To mark International Anti-Street Harassment Week, we are writing about our experiences of street harassment.
The walk home from school was short, and the strip of shops with the little green on the way was even shorter.
But it petrified me.
There was a bench just on the green, and two or three men (old men) would sit all afternoon, drink cans of beer and shout absurdities at little girls walking by. ‘Hello sweetheart’, ‘you’re beautiful’ etc etc.
But it wasn’t their words, it was that feeling of being watched that upset me. The gaze searing into my skin, my back, my legs, my bum, my breasts. It weighed so heavy on me.
I changed my route.
But they were everywhere. Men everywhere staring at me, saying things, making me feel obliged to hide, or respond faintly, in the hope that it would just go away.
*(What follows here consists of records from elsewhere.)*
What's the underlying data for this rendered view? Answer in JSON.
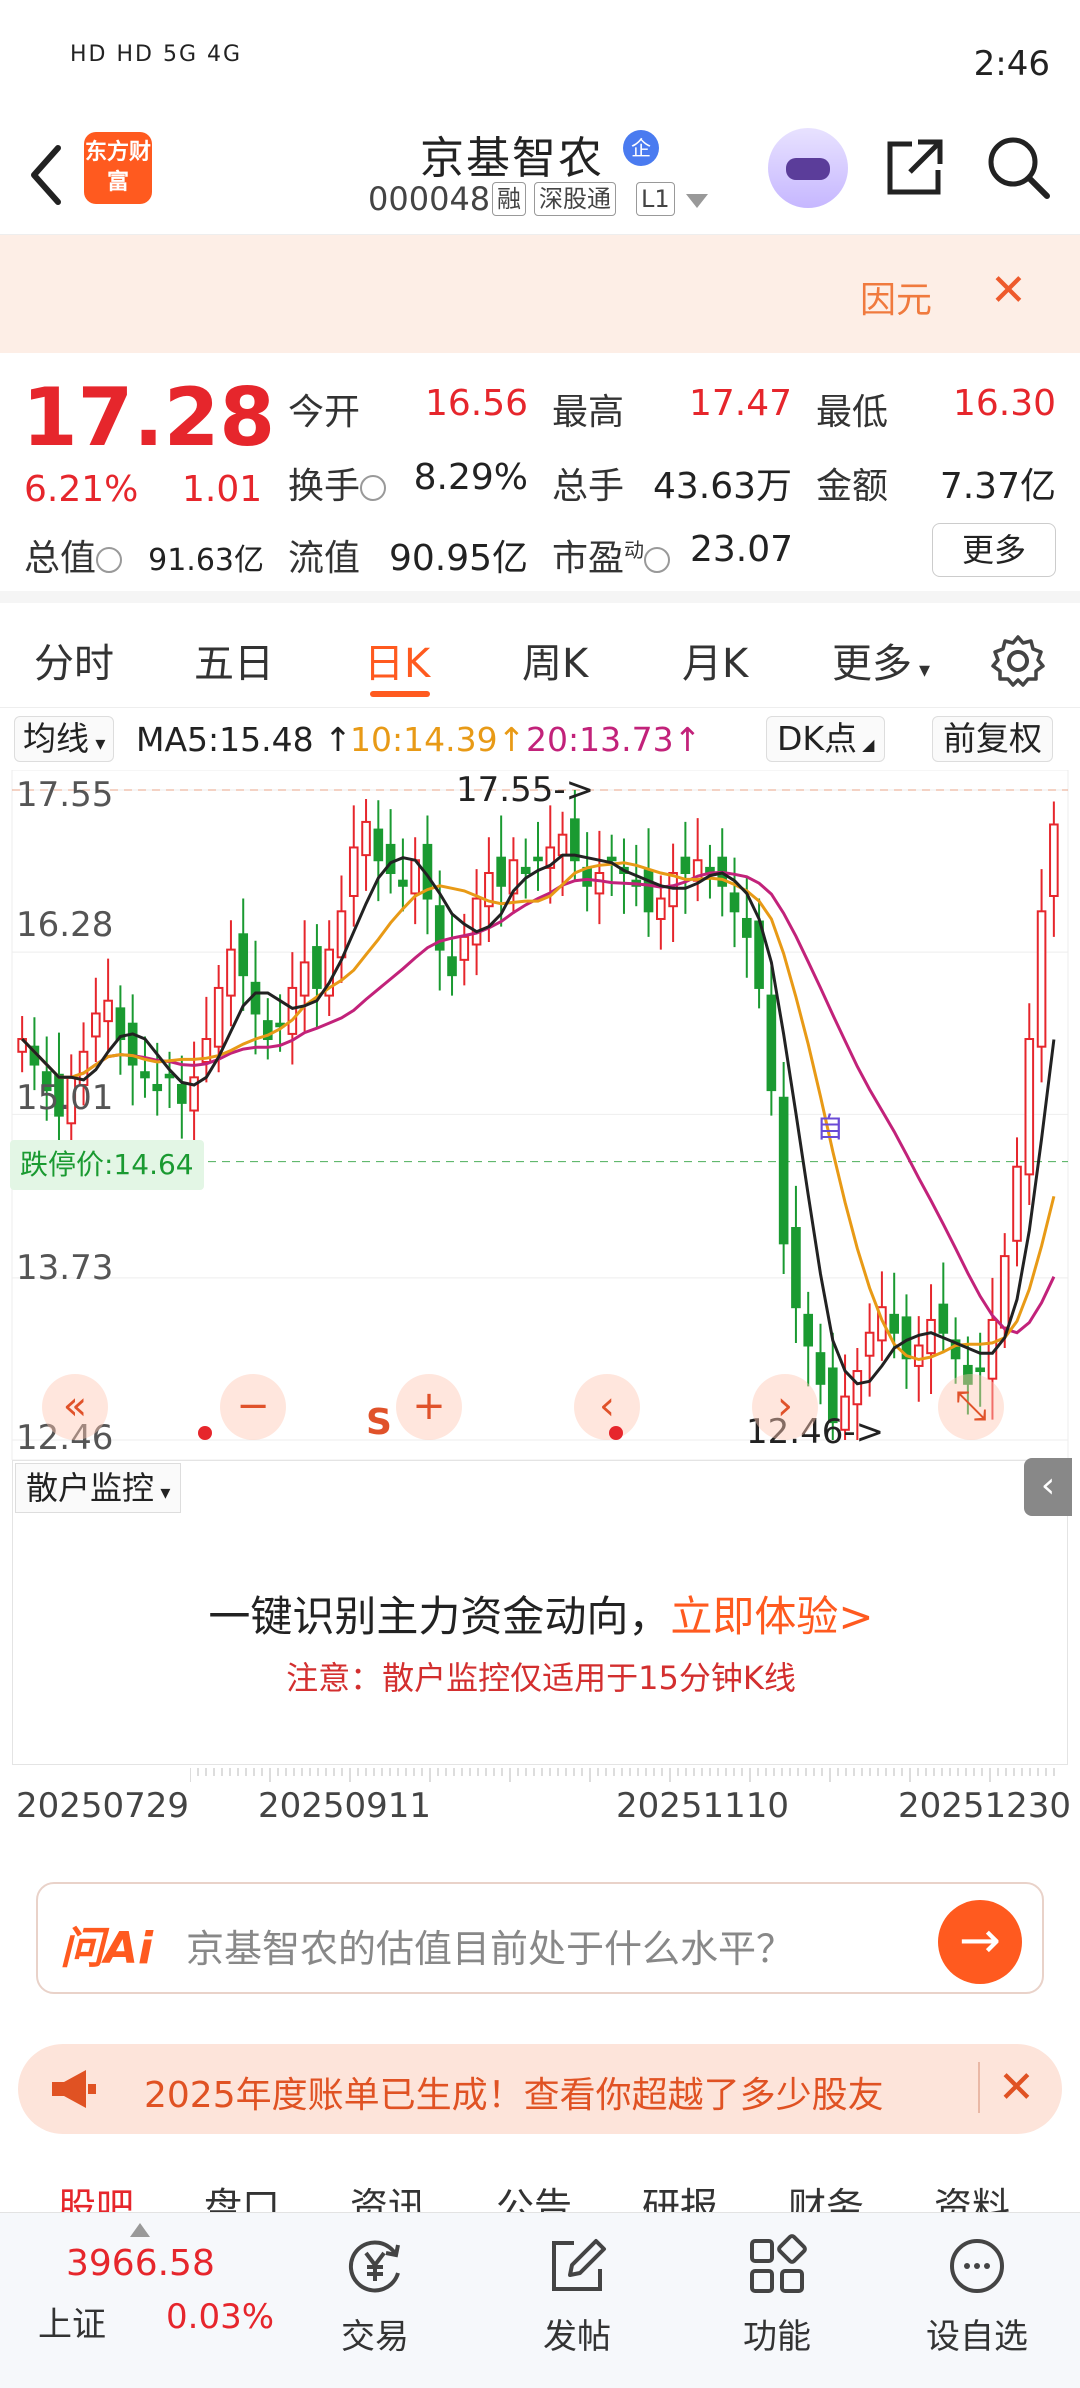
{
  "status_bar": {
    "left_text": "HD HD 5G 4G",
    "time": "2:46"
  },
  "header": {
    "logo_text": "东方财富",
    "stock_name": "京基智农",
    "qi_badge": "企",
    "stock_code": "000048",
    "tags": [
      "融",
      "深股通",
      "L1"
    ]
  },
  "banner": {
    "text": "因元",
    "close": "✕"
  },
  "quote": {
    "price": "17.28",
    "change_pct": "6.21%",
    "change": "1.01",
    "fields": [
      {
        "label": "今开",
        "value": "16.56",
        "color": "#e6262c"
      },
      {
        "label": "最高",
        "value": "17.47",
        "color": "#e6262c"
      },
      {
        "label": "最低",
        "value": "16.30",
        "color": "#e6262c"
      },
      {
        "label": "换手",
        "value": "8.29%",
        "color": "#222222"
      },
      {
        "label": "总手",
        "value": "43.63万",
        "color": "#222222"
      },
      {
        "label": "金额",
        "value": "7.37亿",
        "color": "#222222"
      },
      {
        "label": "总值",
        "value": "91.63亿",
        "color": "#222222"
      },
      {
        "label": "流值",
        "value": "90.95亿",
        "color": "#222222"
      },
      {
        "label": "市盈",
        "value": "23.07",
        "color": "#222222",
        "sup": "动"
      }
    ],
    "more": "更多"
  },
  "tabs": [
    "分时",
    "五日",
    "日K",
    "周K",
    "月K",
    "更多"
  ],
  "active_tab": "日K",
  "ma_bar": {
    "select": "均线",
    "ma5": "MA5:15.48",
    "ma10": "10:14.39",
    "ma20": "20:13.73",
    "dk": "DK点",
    "fq": "前复权",
    "colors": {
      "ma5": "#222222",
      "ma10": "#e89a16",
      "ma20": "#c2227a"
    }
  },
  "chart": {
    "y_labels": [
      "17.55",
      "16.28",
      "15.01",
      "13.73",
      "12.46"
    ],
    "limit_down": "跌停价:14.64",
    "high_marker": "17.55->",
    "low_marker": "12.46->",
    "s_marker": "S",
    "buy_marker": "自",
    "up_color": "#e6262c",
    "down_color": "#1a9a31"
  },
  "chart_data": {
    "type": "candlestick",
    "y_ticks": [
      17.55,
      16.28,
      15.01,
      13.73,
      12.46
    ],
    "x_ticks": [
      "20250729",
      "20250911",
      "20251110",
      "20251230"
    ],
    "closes": [
      15.6,
      15.4,
      15.2,
      15.0,
      15.3,
      15.5,
      15.8,
      15.9,
      15.6,
      15.4,
      15.3,
      15.2,
      15.3,
      15.1,
      15.3,
      15.6,
      16.0,
      16.3,
      16.1,
      15.8,
      15.6,
      15.7,
      16.0,
      16.2,
      16.0,
      16.3,
      16.6,
      17.1,
      17.3,
      17.0,
      16.9,
      16.8,
      17.0,
      16.7,
      16.3,
      16.1,
      16.4,
      16.7,
      16.9,
      16.8,
      17.0,
      16.9,
      17.0,
      17.1,
      17.2,
      17.0,
      16.8,
      16.9,
      17.0,
      16.9,
      16.8,
      16.6,
      16.7,
      16.9,
      16.9,
      17.0,
      16.9,
      16.8,
      16.6,
      16.4,
      16.0,
      15.2,
      14.0,
      13.5,
      13.2,
      12.9,
      12.6,
      12.8,
      13.0,
      13.3,
      13.5,
      13.3,
      13.1,
      13.2,
      13.4,
      13.3,
      13.1,
      12.9,
      13.0,
      13.4,
      13.9,
      14.6,
      15.6,
      16.6,
      17.28
    ],
    "ma5": "15.48",
    "ma10": "14.39",
    "ma20": "13.73"
  },
  "monitor": {
    "select": "散户监控",
    "headline": "一键识别主力资金动向，",
    "headline_link": "立即体验>",
    "note": "注意：散户监控仅适用于15分钟K线"
  },
  "dates": [
    "20250729",
    "20250911",
    "20251110",
    "20251230"
  ],
  "ai": {
    "logo": "问Ai",
    "placeholder": "京基智农的估值目前处于什么水平？"
  },
  "notice": {
    "text": "2025年度账单已生成！查看你超越了多少股友",
    "close": "✕"
  },
  "sub_tabs": [
    "股吧",
    "盘口",
    "资讯",
    "公告",
    "研报",
    "财务",
    "资料"
  ],
  "bottom": {
    "index_value": "3966.58",
    "index_name": "上证",
    "index_change": "0.03%",
    "nav": [
      {
        "label": "交易",
        "icon": "yen-cycle-icon"
      },
      {
        "label": "发帖",
        "icon": "edit-icon"
      },
      {
        "label": "功能",
        "icon": "grid-icon"
      },
      {
        "label": "设自选",
        "icon": "chat-dots-icon"
      }
    ]
  }
}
I was only eight or nine years old, and it hasn’t let up since. I have felt real fear so many times I can’t remember, but some of them I can. I remember telling men my age (‘but I’m 13, but I’m 14, but I’m 12 YEARS OLD. TWELVE!’) and it never seemed to matter. Aaliyah’s hit tune ‘Age Ain’t Nothing But a Number’ was the bane of my life. It gave these lecherous men the fuel they needed, fully sanctioned paedophilic harassment. But my friends and I were strong, when I reflect on it, we batted them all off and would walk away saying ‘nonce’, ‘paedophile’ and laugh at how sad these men were, pitying their wives, glad we weren’t their daughters.
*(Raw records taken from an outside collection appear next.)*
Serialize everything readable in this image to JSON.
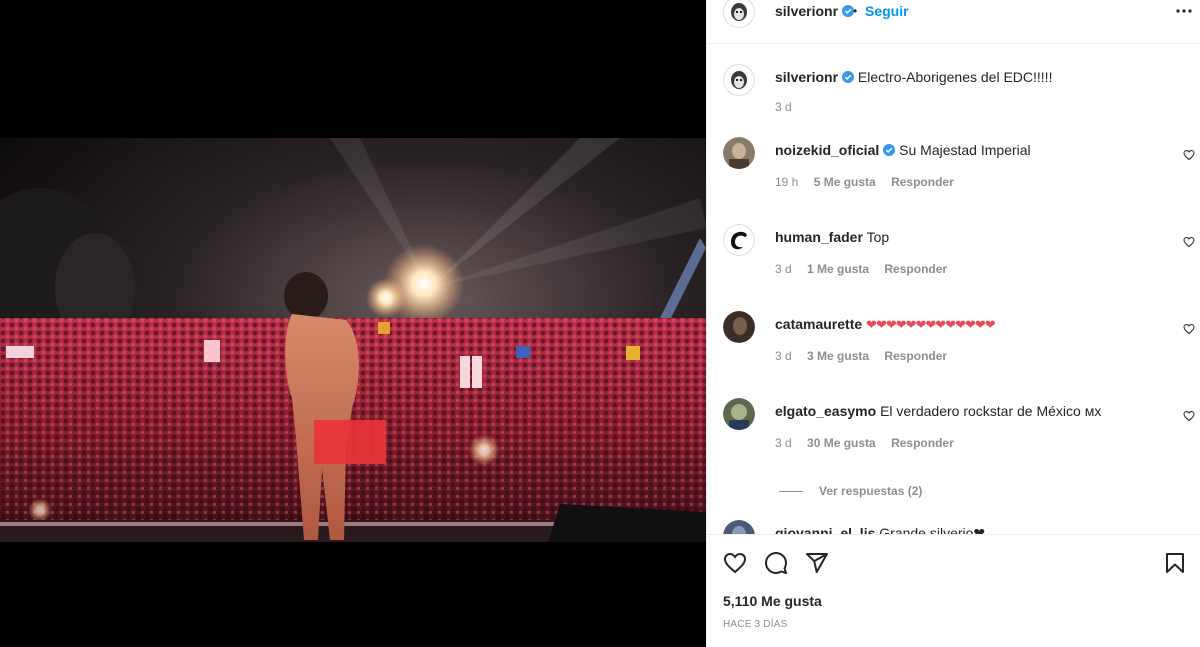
{
  "header": {
    "username": "silverionr",
    "dot": "•",
    "follow_label": "Seguir"
  },
  "caption": {
    "username": "silverionr",
    "text": "Electro-Aborigenes del EDC!!!!!",
    "time": "3 d"
  },
  "comments": [
    {
      "username": "noizekid_oficial",
      "verified": true,
      "text": "Su Majestad Imperial",
      "time": "19 h",
      "likes": "5 Me gusta",
      "reply": "Responder"
    },
    {
      "username": "human_fader",
      "verified": false,
      "text": "Top",
      "time": "3 d",
      "likes": "1 Me gusta",
      "reply": "Responder"
    },
    {
      "username": "catamaurette",
      "verified": false,
      "text": "❤❤❤❤❤❤❤❤❤❤❤❤❤",
      "time": "3 d",
      "likes": "3 Me gusta",
      "reply": "Responder"
    },
    {
      "username": "elgato_easymo",
      "verified": false,
      "text": "El verdadero rockstar de México ᴍx",
      "time": "3 d",
      "likes": "30 Me gusta",
      "reply": "Responder"
    }
  ],
  "view_replies": "Ver respuestas (2)",
  "partial_comment": {
    "username": "giovanni_el_lis",
    "text": "Grande silverio❤"
  },
  "footer": {
    "likes": "5,110 Me gusta",
    "ago": "HACE 3 DÍAS"
  },
  "colors": {
    "accent": "#0095f6",
    "verified": "#3897f0",
    "muted": "#8e8e8e",
    "heart_red": "#ed4956"
  },
  "icons": [
    "more-icon",
    "heart-icon",
    "comment-icon",
    "share-icon",
    "bookmark-icon",
    "verified-icon"
  ]
}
We didn’t really think about it being a crime. It was a daily thing, two or three times daily, sometimes hourly. On the way to school, to college, to the shop, in the shop, in the bar, on the way to the loo – why do some men wait outside the women’s toilet, that’s not attractive, is it? Ok, actually, I know why. You get to ogle ALL of the girls in the club that way.
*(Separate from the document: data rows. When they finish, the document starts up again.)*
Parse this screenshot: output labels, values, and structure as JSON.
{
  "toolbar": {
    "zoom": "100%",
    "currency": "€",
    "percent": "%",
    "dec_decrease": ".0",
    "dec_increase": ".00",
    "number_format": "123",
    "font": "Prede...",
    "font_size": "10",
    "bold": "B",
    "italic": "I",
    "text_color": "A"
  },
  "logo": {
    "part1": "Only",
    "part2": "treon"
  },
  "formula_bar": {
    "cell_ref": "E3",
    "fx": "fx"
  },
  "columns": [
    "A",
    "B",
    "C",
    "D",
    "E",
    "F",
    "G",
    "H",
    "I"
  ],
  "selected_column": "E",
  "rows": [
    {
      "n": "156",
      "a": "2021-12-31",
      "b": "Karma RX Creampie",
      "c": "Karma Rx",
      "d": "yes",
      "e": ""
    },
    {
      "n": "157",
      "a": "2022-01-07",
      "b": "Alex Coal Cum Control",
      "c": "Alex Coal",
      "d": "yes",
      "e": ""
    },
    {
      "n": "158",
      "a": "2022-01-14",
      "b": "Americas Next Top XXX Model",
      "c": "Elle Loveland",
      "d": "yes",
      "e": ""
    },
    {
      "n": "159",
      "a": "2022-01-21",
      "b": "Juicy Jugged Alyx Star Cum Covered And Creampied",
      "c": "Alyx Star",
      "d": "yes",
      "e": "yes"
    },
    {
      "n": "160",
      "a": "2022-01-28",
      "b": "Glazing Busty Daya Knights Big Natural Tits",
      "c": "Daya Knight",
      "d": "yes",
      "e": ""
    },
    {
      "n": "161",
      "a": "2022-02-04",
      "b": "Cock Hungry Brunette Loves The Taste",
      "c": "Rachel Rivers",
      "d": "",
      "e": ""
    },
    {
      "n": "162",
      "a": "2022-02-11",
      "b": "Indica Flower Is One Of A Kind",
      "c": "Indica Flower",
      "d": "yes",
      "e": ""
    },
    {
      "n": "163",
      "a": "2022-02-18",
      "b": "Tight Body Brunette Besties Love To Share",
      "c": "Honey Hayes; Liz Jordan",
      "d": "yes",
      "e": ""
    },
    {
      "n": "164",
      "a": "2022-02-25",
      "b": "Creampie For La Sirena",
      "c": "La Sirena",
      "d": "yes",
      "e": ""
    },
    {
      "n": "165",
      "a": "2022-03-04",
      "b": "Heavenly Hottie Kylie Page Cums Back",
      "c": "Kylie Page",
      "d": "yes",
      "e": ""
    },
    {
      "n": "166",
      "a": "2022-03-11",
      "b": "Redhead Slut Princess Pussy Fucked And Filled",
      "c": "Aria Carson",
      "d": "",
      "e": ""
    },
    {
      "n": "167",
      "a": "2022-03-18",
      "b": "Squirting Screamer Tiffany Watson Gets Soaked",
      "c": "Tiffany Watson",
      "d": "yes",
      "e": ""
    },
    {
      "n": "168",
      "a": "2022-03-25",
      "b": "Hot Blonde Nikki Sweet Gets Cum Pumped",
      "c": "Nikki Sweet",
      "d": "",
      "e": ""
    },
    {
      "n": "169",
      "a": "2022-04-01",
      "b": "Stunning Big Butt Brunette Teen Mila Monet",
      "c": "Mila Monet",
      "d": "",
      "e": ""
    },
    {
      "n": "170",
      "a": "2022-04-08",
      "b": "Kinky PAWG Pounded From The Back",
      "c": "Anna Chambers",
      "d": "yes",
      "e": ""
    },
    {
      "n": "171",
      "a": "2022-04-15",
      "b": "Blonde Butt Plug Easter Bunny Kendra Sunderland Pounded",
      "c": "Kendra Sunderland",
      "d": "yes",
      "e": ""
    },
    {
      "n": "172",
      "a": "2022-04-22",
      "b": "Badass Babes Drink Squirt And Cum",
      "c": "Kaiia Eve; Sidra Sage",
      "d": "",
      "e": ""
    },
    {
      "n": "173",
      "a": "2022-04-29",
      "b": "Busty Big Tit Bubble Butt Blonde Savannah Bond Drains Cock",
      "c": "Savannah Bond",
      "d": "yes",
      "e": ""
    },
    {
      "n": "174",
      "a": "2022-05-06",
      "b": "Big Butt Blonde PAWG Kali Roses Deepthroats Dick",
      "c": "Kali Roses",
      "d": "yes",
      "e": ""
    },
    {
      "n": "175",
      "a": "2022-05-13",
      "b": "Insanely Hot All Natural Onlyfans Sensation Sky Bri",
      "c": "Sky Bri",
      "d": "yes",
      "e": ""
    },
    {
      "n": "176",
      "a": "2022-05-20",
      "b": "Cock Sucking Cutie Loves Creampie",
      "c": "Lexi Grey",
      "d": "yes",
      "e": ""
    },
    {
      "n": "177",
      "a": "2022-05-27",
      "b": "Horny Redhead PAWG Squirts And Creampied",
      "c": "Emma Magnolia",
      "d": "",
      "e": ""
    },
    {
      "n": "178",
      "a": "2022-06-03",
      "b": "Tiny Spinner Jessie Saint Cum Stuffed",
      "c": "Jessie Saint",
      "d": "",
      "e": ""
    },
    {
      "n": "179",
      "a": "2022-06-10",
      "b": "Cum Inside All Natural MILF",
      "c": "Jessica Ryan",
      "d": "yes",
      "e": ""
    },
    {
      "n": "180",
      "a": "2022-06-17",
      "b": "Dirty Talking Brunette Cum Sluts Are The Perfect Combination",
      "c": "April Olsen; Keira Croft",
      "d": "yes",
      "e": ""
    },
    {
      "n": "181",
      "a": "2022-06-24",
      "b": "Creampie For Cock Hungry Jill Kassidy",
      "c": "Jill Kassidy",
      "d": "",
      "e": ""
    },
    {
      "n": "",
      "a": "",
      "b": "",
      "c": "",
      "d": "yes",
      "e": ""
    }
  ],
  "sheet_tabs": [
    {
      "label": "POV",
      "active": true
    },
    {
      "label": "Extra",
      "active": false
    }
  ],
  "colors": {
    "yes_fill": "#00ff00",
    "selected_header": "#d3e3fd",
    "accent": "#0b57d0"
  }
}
Anyway, the last time a man thought he deserved my number for talking to me when I hadn’t requested it, sent no signal, was just walking down the street was within the last seven days, and there have been some days this week that I haven’t left the house because I’ve been kinda busy. So t hat’s very telling.
I usually manage to just pretend I didn’t hear anything, but on one occasion I couldn’t. I had to stop and listen. I had to look him in the face, in the eyes. I had to stand there and do what he said. And I hated him for it. On my way to university, late evening, heavy bags, dashing from one platform to another on the Underground, an Underground worker spotted me and gave me That Look. He motioned to me, maybe he said something like ‘hello’, but, I’m running for my train, it’s in sight, I don’t have time, so I did the usual see-no-evil-hear-no-evil, but when he clocked that I was ignoring him he called me up on it. ‘Hey, hey. STOP! I want to see your ticket’.
What? What? Now? I couldn’t believe it. I pretended I couldn’t see him, I pretended I couldn’t hear, but he shouted louder and people could hear. I had a valid ticket, but I stopped. He sauntered up to me, spoke slowly, requested to see my ticket, inspected it on one side, and then on the other. Then when he was sure that my train had gone, just as it had pulled off he said ‘next time, stop immediately when you are called’. And with that he turned and left, triumphant.
I missed my train back to uni, so I turned away and went back to my parents eaten up with rage chewed up by that complete abuse of power that I felt I could do nothing about. Oh, the frustration! Oh the fury! The kind of feeling that drives one to think those intrusive thoughts we are ashamed of – you know, BAAAAD thoughts.
That’s what some men do to me.
Now I know that if a man consistently harasses me, on the street, on the Underground, on my way to or from my destination (home, school, work, shopping), wherever. If he does it twice and I have evidence (witnesses, CCTV, anything that can show he has harassed me on two or more occasions) he is committing a crime that I can push for prosecution for quite easily under the Protection from Harassment Act, 1997.
Once bitten, but twice and he’s nicked (and an arrest, jail and fine could be on the cards).
That’s how I’ll live my life from now on.